Audi kicked off its Urban Future Initiative in 2010, with an exhibition and awards ceremony at the Venice Architecture Biennale. The firms that took part included Alison Brooks Architects from London, BIG from Copenhagen, Cloud 9 from Barcelona and Standard Architecture from Beijing, with the winning proposal coming from German digital wunderkind Jürgen Mayer.
Fast-forward two years, and the initiative is in full flow, with a second awards recently taking place in Istanbul as part of the city's first Design Biennial. Taking over a sizeable chunk of the former Hasköy Wool Yarn Factory, now a major event space on the banks of the Golden Horn, the AUFI saw invited participants tasked with bringing a clean slate approach to the problems of urban mobility. The event and competition was overseen by the Frankfurt-based agency Stylepark.
It's not surprising that a car company would want to streamline the process of urban driving. Back in the 1960s, this subject was the preserve of architects and planners; car makers kept their noses out, mostly safe in the knowledge that the status quo was on their side. Five decades later and we're more congested than ever (Istanbul being an especially good place to prove the point), a bottleneck that threatens health, wealth and - most pressingly of all for the likes of Audi - future sales.
Enter the architects. The five teams were drawn from around the world, including China's NODE Architecture, São Paulo's Urban-Think Tank, Mumbai's CRIT, America's Höweler + Yoon Architecture and local studio Superpool. Each set out their vision for tomorrow's urban mobility, arranged as a series of translucent pavilions.
The inter-disciplinary nature of many of this year's studios showed a far greater concern for specific research, not big picture daydreaming. Not all the schemes were totally sympathetic to a future where the car was still king. Audi makes no bones about this being a research exercise, something that'll feed ideas and concepts back into the design of their cars. Indeed, the firm has showed several small-scale city car concepts in recent years, and is also making great strides towards a world of autonomous driving, especially in the nose-to-tail environment of the traffic jam.

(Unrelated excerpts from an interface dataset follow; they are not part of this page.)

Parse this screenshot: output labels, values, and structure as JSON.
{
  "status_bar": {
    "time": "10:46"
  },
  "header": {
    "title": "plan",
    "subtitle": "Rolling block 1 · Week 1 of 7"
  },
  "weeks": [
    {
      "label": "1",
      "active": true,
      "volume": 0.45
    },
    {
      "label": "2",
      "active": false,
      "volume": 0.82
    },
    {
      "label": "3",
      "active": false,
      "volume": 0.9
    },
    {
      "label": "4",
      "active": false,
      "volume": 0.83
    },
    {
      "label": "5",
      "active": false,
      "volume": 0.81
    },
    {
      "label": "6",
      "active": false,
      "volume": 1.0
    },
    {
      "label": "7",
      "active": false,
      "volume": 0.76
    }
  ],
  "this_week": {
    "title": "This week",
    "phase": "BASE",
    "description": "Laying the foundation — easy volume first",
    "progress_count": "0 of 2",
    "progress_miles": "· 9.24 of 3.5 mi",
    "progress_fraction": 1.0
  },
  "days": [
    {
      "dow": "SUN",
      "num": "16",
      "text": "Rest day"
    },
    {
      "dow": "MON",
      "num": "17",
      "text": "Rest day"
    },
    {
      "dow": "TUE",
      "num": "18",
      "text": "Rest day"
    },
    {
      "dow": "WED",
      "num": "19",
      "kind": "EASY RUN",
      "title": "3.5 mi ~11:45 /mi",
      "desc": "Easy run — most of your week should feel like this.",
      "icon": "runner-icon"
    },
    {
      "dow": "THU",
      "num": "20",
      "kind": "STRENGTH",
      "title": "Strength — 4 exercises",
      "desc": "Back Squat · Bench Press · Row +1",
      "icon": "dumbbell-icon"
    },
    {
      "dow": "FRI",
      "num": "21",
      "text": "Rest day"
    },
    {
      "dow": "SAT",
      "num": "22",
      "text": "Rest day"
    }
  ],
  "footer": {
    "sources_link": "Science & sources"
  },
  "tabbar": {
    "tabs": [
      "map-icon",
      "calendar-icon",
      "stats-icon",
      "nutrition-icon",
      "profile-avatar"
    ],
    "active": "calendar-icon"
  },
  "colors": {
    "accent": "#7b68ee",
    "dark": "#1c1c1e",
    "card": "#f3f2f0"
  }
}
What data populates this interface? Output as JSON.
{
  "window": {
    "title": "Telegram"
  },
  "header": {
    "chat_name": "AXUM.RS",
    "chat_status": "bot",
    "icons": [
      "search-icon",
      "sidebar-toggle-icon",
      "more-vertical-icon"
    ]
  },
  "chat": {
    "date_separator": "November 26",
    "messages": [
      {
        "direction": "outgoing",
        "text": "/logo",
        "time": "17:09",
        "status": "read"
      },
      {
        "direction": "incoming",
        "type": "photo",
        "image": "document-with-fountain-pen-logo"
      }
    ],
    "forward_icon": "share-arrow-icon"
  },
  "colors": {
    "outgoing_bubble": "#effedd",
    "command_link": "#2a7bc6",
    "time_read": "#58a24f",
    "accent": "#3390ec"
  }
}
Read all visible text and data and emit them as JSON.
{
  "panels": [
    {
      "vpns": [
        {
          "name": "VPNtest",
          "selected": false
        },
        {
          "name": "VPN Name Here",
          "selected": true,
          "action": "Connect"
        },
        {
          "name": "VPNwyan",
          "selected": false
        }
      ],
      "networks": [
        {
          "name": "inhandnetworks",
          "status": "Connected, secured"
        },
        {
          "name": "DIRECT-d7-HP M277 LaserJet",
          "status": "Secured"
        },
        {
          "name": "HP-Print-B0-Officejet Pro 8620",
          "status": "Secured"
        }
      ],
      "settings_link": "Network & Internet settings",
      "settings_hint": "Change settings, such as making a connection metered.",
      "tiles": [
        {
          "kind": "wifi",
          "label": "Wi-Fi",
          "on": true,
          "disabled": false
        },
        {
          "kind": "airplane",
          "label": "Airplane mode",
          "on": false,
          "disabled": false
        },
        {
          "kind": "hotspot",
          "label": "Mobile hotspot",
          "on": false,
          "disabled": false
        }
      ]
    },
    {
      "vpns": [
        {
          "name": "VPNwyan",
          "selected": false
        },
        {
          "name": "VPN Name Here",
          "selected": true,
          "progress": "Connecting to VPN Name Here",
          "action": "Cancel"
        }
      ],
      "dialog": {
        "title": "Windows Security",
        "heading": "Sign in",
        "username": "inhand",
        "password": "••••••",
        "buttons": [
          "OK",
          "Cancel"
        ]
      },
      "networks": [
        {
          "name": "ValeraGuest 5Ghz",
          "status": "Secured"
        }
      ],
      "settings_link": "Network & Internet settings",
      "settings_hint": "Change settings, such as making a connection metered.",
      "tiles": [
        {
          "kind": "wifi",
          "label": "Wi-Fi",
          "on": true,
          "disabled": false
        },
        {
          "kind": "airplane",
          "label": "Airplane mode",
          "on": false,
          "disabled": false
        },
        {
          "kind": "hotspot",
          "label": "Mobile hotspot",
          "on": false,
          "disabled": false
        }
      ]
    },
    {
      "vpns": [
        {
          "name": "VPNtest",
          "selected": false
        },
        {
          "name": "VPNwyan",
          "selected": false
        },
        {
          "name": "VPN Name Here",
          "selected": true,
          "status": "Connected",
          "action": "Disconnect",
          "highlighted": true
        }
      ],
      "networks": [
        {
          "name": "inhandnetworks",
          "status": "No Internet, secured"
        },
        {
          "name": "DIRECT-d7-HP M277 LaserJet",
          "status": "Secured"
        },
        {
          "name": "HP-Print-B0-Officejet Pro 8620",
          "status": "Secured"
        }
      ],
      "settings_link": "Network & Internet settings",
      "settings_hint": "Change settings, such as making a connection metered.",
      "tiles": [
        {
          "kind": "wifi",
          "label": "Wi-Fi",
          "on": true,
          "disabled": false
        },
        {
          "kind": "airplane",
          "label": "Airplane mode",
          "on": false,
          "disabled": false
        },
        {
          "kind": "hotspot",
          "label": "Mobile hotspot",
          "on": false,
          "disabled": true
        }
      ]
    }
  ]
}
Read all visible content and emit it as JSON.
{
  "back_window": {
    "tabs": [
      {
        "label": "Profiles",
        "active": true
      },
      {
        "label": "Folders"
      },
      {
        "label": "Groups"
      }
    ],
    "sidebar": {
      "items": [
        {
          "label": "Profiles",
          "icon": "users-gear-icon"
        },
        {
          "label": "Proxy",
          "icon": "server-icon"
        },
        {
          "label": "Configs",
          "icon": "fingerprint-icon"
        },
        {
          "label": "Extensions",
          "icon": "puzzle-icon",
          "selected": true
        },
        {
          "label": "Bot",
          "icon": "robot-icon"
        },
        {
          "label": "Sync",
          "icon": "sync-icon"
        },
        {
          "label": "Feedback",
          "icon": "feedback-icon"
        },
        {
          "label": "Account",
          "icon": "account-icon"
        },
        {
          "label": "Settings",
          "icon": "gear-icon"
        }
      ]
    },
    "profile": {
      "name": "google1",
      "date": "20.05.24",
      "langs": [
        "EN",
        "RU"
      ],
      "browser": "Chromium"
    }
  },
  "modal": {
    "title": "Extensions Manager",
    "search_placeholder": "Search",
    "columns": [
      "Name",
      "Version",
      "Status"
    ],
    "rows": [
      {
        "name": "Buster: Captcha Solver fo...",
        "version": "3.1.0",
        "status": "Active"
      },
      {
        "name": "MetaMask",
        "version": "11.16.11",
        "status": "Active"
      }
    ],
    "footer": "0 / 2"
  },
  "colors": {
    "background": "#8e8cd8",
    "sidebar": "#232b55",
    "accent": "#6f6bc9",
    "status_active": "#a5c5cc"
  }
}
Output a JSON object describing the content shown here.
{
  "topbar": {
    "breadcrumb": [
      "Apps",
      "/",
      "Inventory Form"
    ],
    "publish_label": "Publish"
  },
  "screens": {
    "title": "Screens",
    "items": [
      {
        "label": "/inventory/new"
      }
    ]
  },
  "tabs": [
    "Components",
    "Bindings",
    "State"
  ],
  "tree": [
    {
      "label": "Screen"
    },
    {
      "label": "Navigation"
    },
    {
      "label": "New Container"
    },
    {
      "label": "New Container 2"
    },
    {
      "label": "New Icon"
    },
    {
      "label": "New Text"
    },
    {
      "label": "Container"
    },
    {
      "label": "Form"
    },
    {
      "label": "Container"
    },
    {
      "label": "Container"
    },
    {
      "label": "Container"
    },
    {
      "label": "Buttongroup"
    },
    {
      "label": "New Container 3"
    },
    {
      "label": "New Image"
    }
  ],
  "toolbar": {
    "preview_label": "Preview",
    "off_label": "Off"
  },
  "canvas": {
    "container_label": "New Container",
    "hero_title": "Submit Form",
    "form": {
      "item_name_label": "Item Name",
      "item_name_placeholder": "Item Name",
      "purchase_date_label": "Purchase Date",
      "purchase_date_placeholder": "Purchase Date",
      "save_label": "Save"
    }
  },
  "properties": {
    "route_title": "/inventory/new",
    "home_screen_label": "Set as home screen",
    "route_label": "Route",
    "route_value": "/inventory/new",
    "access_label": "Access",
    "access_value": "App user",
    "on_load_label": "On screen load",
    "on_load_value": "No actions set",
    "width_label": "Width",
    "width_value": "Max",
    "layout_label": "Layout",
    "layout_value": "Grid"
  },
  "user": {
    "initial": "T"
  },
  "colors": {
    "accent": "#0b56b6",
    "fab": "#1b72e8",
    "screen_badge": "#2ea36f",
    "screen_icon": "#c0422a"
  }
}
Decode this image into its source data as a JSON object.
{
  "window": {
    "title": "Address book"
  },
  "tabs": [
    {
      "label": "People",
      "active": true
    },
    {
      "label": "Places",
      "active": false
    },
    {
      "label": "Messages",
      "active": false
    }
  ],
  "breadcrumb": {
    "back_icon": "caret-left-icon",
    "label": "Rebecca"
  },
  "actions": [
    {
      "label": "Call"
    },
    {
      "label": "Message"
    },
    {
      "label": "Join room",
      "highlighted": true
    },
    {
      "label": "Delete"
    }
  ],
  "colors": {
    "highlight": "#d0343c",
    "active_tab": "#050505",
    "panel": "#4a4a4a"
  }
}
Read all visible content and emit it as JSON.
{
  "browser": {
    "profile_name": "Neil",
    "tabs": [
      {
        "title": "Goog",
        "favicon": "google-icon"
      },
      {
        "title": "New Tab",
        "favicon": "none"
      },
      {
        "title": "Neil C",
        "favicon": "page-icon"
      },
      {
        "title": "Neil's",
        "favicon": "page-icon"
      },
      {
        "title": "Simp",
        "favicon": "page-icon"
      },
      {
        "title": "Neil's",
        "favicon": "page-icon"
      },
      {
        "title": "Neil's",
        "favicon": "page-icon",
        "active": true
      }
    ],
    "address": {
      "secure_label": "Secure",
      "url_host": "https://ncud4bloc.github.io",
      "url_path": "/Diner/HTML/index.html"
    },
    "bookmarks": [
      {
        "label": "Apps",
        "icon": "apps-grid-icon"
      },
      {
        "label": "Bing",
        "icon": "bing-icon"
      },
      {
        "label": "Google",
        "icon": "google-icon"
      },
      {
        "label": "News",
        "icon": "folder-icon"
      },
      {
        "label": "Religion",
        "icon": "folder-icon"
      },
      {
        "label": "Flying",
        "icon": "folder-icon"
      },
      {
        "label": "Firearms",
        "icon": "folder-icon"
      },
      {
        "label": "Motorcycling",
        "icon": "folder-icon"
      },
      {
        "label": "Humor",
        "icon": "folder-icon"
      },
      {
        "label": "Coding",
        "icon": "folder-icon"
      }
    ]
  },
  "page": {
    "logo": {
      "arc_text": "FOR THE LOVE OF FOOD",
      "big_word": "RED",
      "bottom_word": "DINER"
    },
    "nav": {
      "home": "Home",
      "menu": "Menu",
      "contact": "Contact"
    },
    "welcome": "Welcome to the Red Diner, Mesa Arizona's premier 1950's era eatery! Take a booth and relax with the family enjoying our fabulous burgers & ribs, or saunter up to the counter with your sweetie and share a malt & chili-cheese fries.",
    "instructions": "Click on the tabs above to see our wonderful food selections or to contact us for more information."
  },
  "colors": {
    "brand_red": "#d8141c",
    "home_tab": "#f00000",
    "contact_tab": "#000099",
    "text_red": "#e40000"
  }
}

In the end, the jury, which included Audi's CEO Rupert Stadler - who has made the AUFI into something of a pet project - respected design theorist John Thackara together with Mayer, selected a re-working of the American dream by the young Boston-based studio of Höweler + Yoon. Of all the proposals, H+Y's perhaps saw the bluest of skies, focused as it was on big picture infrastructural shifts to transform the eastern seaboard into a place of perpetual motion. The studio won 100,000 euros and the chance to work up their scheme into a detailed dossier, complete with original research.